[Dataset rows describing interfaces]
┄┄┄┄┄┄┄┄┄┄┄┄┄┄┄┄┄┄┄┄

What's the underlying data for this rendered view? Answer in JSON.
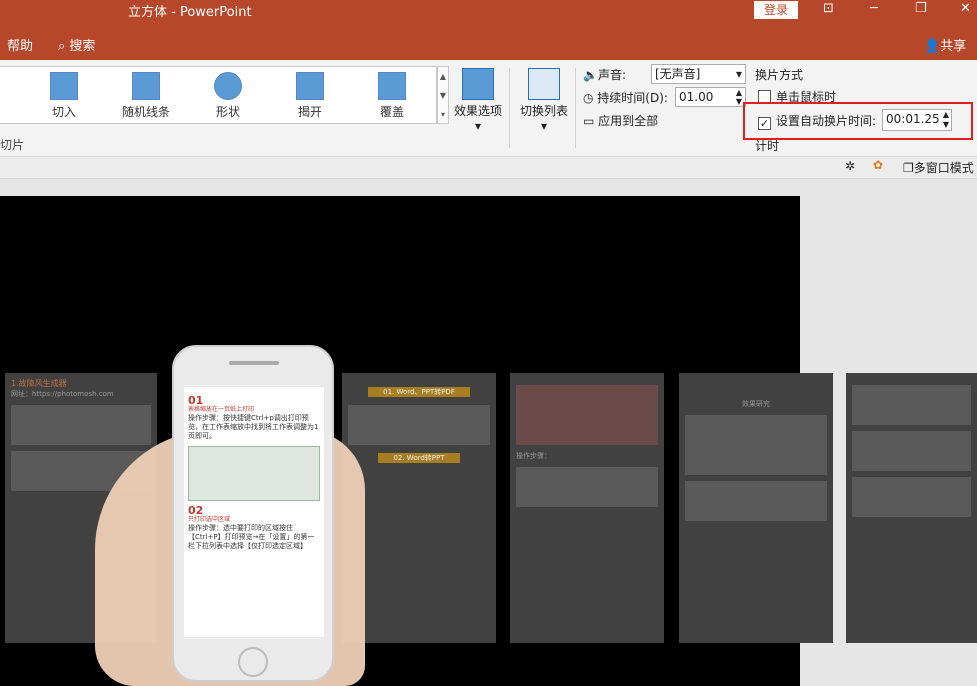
{
  "window": {
    "title": "立方体  -  PowerPoint",
    "login": "登录",
    "min": "─",
    "restore": "❐",
    "close": "✕",
    "ribbon_toggle": "⊡"
  },
  "tabs": {
    "help": "帮助",
    "search": "搜索",
    "share": "共享"
  },
  "gallery": {
    "items": [
      "切入",
      "随机线条",
      "形状",
      "揭开",
      "覆盖"
    ],
    "group_label": "切片"
  },
  "buttons": {
    "effect_options": "效果选项",
    "transition_list": "切换列表"
  },
  "timing": {
    "sound_label": "声音:",
    "sound_value": "[无声音]",
    "duration_label": "持续时间(D):",
    "duration_value": "01.00",
    "apply_all": "应用到全部",
    "advance_header": "换片方式",
    "on_click": "单击鼠标时",
    "auto_advance": "设置自动换片时间:",
    "auto_advance_value": "00:01.25",
    "group_label": "计时"
  },
  "quickbar": {
    "multi_window": "多窗口模式"
  },
  "slides": {
    "p1_title": "1.故障风生成器",
    "p1_url": "网址：https://photomosh.com",
    "p2_title": "01. Word、PPT转PDF",
    "p2_tag": "02. Word转PPT",
    "p3_label": "操作步骤：",
    "p5_title": "效果研究"
  },
  "phone": {
    "h1": "01",
    "s1": "表格缩放在一页纸上打印",
    "t1": "操作步骤：按快捷键Ctrl+p调出打印预览，在工作表缩放中找到将工作表调整为1页即可。",
    "h2": "02",
    "s2": "只打印选中区域",
    "t2": "操作步骤：选中要打印的区域按住【Ctrl+P】打印预览→在「设置」的第一栏下拉列表中选择【仅打印选定区域】"
  },
  "colors": {
    "accent": "#b7472a",
    "highlight": "#e02020"
  }
}
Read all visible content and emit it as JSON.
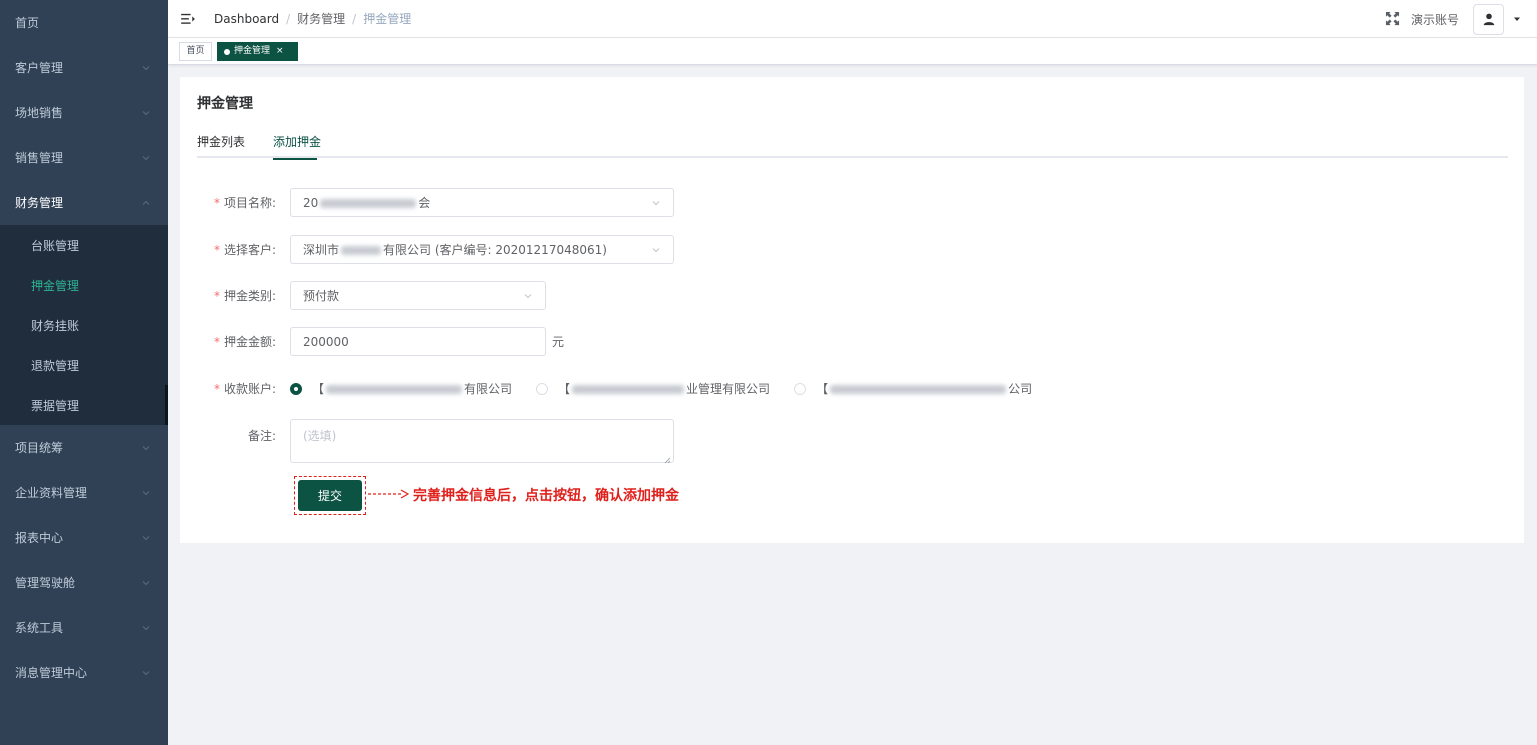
{
  "sidebar": {
    "items": [
      {
        "label": "首页"
      },
      {
        "label": "客户管理"
      },
      {
        "label": "场地销售"
      },
      {
        "label": "销售管理"
      },
      {
        "label": "财务管理"
      },
      {
        "label": "项目统筹"
      },
      {
        "label": "企业资料管理"
      },
      {
        "label": "报表中心"
      },
      {
        "label": "管理驾驶舱"
      },
      {
        "label": "系统工具"
      },
      {
        "label": "消息管理中心"
      }
    ],
    "finance_submenu": [
      {
        "label": "台账管理"
      },
      {
        "label": "押金管理"
      },
      {
        "label": "财务挂账"
      },
      {
        "label": "退款管理"
      },
      {
        "label": "票据管理"
      }
    ]
  },
  "header": {
    "breadcrumb": [
      "Dashboard",
      "财务管理",
      "押金管理"
    ],
    "breadcrumb_sep": "/",
    "account": "演示账号"
  },
  "tags": {
    "home": "首页",
    "active": "押金管理",
    "close": "×"
  },
  "page": {
    "title": "押金管理",
    "tabs": [
      "押金列表",
      "添加押金"
    ]
  },
  "form": {
    "required_mark": "*",
    "project": {
      "label": "项目名称:",
      "value_prefix": "20",
      "value_suffix": "会"
    },
    "customer": {
      "label": "选择客户:",
      "value_prefix": "深圳市",
      "value_suffix": "有限公司 (客户编号: 20201217048061)"
    },
    "category": {
      "label": "押金类别:",
      "value": "预付款"
    },
    "amount": {
      "label": "押金金额:",
      "value": "200000",
      "unit": "元"
    },
    "account": {
      "label": "收款账户:",
      "options": [
        {
          "prefix": "【",
          "suffix": "有限公司"
        },
        {
          "prefix": "【",
          "suffix": "业管理有限公司"
        },
        {
          "prefix": "【",
          "suffix": "公司"
        }
      ]
    },
    "remark": {
      "label": "备注:",
      "placeholder": "(选填)"
    },
    "submit": "提交"
  },
  "annotation": {
    "text": "完善押金信息后，点击按钮，确认添加押金"
  },
  "colors": {
    "sidebar_bg": "#304156",
    "submenu_bg": "#1f2d3d",
    "primary": "#0d5344",
    "active_menu": "#2fb493",
    "annotation": "#e0201c"
  }
}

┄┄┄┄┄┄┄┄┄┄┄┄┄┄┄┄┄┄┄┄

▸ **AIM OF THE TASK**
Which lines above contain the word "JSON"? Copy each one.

▸ **RESULT FOR THIS EXERCISE**
What's the underlying data for this rendered view? Answer in JSON.
Read all visible content and emit it as JSON.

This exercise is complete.